Class stratification doesn’t have to be part of the dialogue about every single thing in America. Or does it? You can certainly point to a lot of on-going problems and argue that because those who can do, those who can’t are left holding the bag. With something as serious as education, one might argue that when more “haves” put their children in private schools, public systems suffer. Moving to something not quite as critical but certainly troubling, you can point to how the experience of air travel in coach continues to deteriorate while the ride up front in first class is still pretty nice.
But again, I’m not sure that growing disparities in America are necessarily a part of every problem. While the causes of it might ultimately be related to the “haves” having more, the Gulf oil spill has been very democratic in terms of ruining both the economically strapped shorelines of Louisiana and the more stratified beaches of Florida. The loss of environments and species will be losses shared by all. Automobile traffic in Southern California is fair to all by way of being equally frustrating to both the aged Honda Civic and the new Bentley. And Disneyland is too freaking expensive for everybody.
The hearings on the Draft Land Use and Circulation Element (Draft LUCE), “a comprehensive community plan created with the ideas, vision, and energy of thousands of Santa Monicans” as stated on the city’s web site, provide a chance for voices to be heard. Considerations and input from a wide spectrum of viewpoints, folded into the city’s General Plan and guiding Santa Monica’s development for the next 20 years.
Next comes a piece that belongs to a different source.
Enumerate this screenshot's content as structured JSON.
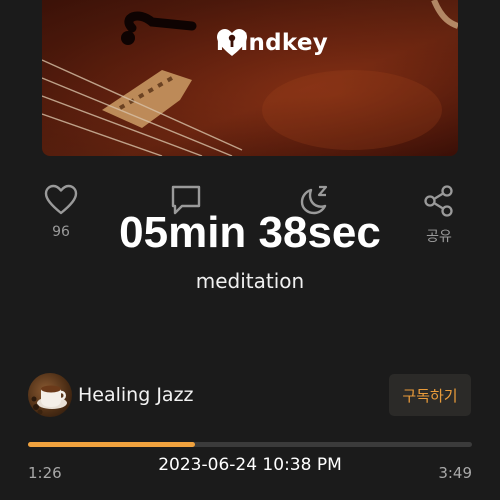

An e-mail circulated by the Ocean Park Association (OPA) alerted me to the fact that among potential LUCE adjustments might be one that would save a trailer park and preserve the housing it provides, rather than have it flattened to make way for office buildings and condos. I’ve also been assured by sources that the LUCE compels development above 32 feet in height to generate public benefits and that a primary benefit is affordable housing… and that affordable housing will continue to be a priority.
So there’s reason to believe that we’re looking out for everybody in the guidelines of LUCE. Conserving historic areas, paying attention to open areas, make pedestrian friendly “streetscapes”… these are all things anybody would want. Maintaining our city as a destination and potential home address for all… that matters too.
The numbers on those who make a living in our city compared to those who live here are still startling even though they are generally known by now following our “living wage” struggles. Mirror reporter Hannah Heineman’s June 17 coverage on LUCE hearings included the comment from city consultant Paul Silvern that 83 percent of employees who work in Santa Monica reside someplace else. And that only about 32 percent of those who live in the city work in Santa Monica. I’m going to take a shot in the dark here and posit that there’s a relationship between these numbers and homes costing more than a half million dollars.
We’re a city that could potentially become less open without necessarily longing for that to be the case. From my little fort here on the pages of The Mirror, I’ve sounded the bugle about such things as the price of the ride tickets at Pacific Park. Does that one narrow element indicate we’re pricing lower income families off of the Pier? I can’t prove that; I can only become anxious about it.
When I ponder the still very public nature of our beaches and pier, I relax a little bit. Then I remember that we’re surrounded on all sides by communities that have consciously narrowed their open arms. Bel Air has gates around it and Rodeo Drive makes its own comedy gravy just by being there, although that sort of silliness has been the target of ridicule going back to “The Beverly Hillbillies” and the Marx Brothers before that.
It’s the subtler transformations that concern me, although I believe there has been serious good effort to have the LUCE function as a tool and measuring device that will, among many other things, sustain openness in our city and a quality of life that simply makes good sense. So why would there be fear that now there’s going to be some amount of tampering with LUCE? That there will exemptions and changes … and that LUCE will get a little loose…?
Because somebody always wants something. And your ceiling on growth might not be mine. Exactly how big is our appetite for medium and low income housing that could potentially turn some of Mr. Silvern’s numbers around? Home owner groups logically want to restrain development, keeping building heights down and sticking to LUCE rather than stretching it to accommodate designs for something like the Bergamot Transit Center Village. But building that train station in such a way that it can properly accommodate the volume of all citizens wanting safe, green transportation to our cooling beaches in the summer would be a key in keeping Santa Monica an open city. Let’s value and follow LUCE and honor all the effort that went into it, as we also sustain an open city of Santa Monica.